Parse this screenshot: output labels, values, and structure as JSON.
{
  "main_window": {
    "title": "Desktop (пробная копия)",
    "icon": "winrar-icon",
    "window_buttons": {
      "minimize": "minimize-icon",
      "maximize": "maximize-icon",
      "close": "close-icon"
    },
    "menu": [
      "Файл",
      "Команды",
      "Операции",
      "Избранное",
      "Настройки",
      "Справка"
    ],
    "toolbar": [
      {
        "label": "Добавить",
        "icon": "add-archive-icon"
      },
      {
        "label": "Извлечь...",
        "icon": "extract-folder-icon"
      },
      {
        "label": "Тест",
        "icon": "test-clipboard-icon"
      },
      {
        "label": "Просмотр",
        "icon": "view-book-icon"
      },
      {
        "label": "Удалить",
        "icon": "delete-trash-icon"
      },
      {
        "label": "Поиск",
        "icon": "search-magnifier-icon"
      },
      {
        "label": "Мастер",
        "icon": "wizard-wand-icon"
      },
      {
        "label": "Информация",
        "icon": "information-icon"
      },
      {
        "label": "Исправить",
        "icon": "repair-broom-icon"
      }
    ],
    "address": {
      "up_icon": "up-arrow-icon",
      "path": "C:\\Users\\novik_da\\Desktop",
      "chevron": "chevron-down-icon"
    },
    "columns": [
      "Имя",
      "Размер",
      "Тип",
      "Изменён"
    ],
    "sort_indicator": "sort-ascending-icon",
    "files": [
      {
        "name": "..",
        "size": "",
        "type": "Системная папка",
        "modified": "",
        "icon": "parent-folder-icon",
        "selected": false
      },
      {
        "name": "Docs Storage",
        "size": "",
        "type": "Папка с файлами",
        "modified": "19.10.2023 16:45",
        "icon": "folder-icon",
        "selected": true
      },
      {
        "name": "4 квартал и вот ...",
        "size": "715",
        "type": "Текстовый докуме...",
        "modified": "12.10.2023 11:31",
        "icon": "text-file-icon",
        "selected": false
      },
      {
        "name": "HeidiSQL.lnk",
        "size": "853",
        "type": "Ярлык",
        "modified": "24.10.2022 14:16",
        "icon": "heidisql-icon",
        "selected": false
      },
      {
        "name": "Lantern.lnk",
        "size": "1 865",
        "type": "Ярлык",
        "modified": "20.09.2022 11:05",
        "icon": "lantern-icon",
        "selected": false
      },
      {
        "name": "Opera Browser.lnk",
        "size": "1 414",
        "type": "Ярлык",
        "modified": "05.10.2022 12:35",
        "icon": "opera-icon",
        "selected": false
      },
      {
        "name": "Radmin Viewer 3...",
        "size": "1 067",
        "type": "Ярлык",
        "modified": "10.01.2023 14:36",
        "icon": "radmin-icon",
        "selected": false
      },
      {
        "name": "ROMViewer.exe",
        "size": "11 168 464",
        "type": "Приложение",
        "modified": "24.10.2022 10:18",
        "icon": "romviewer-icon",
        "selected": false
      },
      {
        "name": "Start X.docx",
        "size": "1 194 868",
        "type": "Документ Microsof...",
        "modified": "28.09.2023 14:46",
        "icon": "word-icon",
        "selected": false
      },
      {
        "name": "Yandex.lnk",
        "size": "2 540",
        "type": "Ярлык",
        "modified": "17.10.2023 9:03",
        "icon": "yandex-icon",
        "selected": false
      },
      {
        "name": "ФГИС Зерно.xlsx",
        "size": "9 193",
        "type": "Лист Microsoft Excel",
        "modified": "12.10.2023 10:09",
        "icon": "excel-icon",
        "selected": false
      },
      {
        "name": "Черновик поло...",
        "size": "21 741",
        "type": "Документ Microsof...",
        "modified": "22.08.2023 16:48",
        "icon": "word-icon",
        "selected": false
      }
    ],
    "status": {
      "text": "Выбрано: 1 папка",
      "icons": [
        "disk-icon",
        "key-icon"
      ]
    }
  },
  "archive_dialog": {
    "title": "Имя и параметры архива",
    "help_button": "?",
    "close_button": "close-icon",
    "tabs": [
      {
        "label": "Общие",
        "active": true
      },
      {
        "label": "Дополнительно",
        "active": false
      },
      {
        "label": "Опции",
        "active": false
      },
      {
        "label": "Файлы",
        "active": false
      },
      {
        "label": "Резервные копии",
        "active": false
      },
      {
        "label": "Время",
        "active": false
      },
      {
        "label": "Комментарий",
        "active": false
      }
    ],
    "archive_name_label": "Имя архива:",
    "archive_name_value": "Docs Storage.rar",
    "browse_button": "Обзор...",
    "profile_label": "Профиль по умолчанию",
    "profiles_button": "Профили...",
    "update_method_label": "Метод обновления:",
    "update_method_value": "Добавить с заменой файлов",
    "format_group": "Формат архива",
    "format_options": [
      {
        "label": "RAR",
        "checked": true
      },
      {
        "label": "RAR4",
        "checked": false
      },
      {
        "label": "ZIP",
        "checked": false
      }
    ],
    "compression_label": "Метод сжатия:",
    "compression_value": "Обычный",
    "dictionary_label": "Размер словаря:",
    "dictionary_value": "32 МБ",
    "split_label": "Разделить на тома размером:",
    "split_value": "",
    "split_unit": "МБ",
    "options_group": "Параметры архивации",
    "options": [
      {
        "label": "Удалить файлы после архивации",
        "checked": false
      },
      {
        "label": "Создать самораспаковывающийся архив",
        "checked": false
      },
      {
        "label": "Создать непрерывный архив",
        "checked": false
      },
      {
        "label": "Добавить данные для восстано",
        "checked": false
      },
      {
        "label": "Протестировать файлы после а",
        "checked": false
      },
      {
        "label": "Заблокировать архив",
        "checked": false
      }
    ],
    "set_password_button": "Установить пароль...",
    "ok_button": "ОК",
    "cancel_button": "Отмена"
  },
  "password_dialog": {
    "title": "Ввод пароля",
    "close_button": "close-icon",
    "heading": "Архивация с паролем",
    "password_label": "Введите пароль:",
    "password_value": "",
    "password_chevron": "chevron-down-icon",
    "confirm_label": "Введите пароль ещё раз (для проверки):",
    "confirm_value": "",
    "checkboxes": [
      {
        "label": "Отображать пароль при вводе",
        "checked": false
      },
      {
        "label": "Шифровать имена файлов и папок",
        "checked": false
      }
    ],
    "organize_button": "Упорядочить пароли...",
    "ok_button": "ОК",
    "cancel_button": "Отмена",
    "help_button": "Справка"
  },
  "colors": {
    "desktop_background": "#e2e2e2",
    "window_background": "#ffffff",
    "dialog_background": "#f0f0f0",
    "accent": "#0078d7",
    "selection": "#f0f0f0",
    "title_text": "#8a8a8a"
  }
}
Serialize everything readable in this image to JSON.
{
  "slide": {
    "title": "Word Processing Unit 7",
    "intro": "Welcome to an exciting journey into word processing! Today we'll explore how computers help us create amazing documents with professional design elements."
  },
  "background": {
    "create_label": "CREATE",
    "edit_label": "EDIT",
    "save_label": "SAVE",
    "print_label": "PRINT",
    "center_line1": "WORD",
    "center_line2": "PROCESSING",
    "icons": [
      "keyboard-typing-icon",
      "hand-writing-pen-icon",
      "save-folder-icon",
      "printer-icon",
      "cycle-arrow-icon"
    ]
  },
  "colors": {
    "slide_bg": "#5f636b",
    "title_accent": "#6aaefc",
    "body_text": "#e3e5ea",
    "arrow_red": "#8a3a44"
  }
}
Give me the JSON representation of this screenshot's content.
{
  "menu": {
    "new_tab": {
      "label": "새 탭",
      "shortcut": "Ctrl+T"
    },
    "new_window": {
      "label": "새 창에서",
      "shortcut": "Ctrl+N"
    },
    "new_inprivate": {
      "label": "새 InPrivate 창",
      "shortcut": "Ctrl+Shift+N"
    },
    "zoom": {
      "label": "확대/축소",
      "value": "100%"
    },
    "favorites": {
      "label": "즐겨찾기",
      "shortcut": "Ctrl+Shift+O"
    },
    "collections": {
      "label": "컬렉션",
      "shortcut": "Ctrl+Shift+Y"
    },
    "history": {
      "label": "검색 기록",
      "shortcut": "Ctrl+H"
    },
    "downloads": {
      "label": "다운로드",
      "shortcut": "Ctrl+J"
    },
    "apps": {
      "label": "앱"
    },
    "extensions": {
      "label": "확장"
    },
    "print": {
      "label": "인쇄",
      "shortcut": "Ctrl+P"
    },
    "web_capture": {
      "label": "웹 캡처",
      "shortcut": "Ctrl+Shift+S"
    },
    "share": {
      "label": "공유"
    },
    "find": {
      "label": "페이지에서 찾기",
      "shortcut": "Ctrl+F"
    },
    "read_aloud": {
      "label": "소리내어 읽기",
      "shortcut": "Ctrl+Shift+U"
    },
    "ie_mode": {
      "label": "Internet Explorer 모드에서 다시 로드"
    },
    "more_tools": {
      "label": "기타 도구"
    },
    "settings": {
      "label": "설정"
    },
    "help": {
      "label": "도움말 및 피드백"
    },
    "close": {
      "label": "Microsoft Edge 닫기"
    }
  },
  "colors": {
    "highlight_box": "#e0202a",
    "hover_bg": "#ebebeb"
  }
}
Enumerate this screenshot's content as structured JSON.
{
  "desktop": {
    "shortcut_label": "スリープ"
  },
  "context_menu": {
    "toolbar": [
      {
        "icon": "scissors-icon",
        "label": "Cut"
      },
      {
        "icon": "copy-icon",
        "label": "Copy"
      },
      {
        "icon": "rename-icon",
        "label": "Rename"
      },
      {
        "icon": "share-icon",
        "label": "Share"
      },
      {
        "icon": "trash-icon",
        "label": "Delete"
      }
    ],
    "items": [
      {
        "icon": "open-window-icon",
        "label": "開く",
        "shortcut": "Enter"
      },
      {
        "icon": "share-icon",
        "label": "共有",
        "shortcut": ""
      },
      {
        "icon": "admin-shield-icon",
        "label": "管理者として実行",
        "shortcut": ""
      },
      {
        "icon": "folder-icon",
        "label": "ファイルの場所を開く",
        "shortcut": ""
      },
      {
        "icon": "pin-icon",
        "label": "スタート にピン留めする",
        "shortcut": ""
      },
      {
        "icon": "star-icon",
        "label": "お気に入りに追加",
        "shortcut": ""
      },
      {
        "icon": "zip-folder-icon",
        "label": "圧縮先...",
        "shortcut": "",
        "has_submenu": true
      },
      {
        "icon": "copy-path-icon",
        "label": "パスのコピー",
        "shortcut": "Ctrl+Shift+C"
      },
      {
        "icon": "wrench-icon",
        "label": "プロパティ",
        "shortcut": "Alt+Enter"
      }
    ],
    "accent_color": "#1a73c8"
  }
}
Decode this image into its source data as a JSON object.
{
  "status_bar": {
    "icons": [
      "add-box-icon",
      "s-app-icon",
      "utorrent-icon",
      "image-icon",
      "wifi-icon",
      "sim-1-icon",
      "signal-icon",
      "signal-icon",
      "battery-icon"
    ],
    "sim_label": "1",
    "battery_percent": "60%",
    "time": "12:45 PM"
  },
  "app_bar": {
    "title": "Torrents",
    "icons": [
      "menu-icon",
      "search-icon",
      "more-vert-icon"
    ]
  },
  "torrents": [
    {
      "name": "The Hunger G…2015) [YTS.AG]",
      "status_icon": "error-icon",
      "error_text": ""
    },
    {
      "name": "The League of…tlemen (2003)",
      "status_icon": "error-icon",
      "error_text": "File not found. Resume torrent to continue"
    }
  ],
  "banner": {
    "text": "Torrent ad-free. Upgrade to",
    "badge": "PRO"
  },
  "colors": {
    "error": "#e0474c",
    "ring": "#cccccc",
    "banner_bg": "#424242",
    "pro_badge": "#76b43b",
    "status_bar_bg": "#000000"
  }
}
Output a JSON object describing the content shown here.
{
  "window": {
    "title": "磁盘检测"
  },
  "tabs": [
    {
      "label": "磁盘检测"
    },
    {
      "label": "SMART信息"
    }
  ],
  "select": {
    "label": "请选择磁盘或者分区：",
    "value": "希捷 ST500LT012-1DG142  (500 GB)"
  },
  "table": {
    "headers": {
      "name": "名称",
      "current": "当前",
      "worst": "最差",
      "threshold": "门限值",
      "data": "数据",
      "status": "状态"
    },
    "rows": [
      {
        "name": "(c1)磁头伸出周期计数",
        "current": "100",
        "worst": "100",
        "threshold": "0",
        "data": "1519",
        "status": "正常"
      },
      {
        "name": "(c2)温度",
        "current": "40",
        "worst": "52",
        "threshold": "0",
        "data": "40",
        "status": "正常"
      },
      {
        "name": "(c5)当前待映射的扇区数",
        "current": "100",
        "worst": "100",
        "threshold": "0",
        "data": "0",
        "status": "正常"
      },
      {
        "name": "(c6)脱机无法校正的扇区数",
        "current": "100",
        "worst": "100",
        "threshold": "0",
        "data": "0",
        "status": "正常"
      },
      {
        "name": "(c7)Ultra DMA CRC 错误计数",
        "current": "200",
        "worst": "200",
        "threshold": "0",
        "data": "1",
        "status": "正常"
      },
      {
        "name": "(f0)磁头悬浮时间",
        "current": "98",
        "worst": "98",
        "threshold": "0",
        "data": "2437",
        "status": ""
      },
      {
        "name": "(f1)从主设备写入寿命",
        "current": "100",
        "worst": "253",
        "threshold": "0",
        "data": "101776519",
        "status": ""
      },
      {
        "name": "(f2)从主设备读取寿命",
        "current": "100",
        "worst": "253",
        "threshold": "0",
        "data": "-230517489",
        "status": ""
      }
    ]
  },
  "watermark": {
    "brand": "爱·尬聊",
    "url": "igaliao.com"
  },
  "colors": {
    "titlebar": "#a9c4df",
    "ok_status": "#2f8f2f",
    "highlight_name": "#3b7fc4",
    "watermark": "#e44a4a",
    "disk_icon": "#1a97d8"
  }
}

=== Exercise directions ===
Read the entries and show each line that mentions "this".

=== Your response ===
Parse this screenshot: output labels, values, and structure as JSON.
Serialize everything readable in this image to JSON.
Give me the JSON representation of this screenshot's content.
Enumerate this screenshot's content as structured JSON.
Decode this image into its source data as a JSON object.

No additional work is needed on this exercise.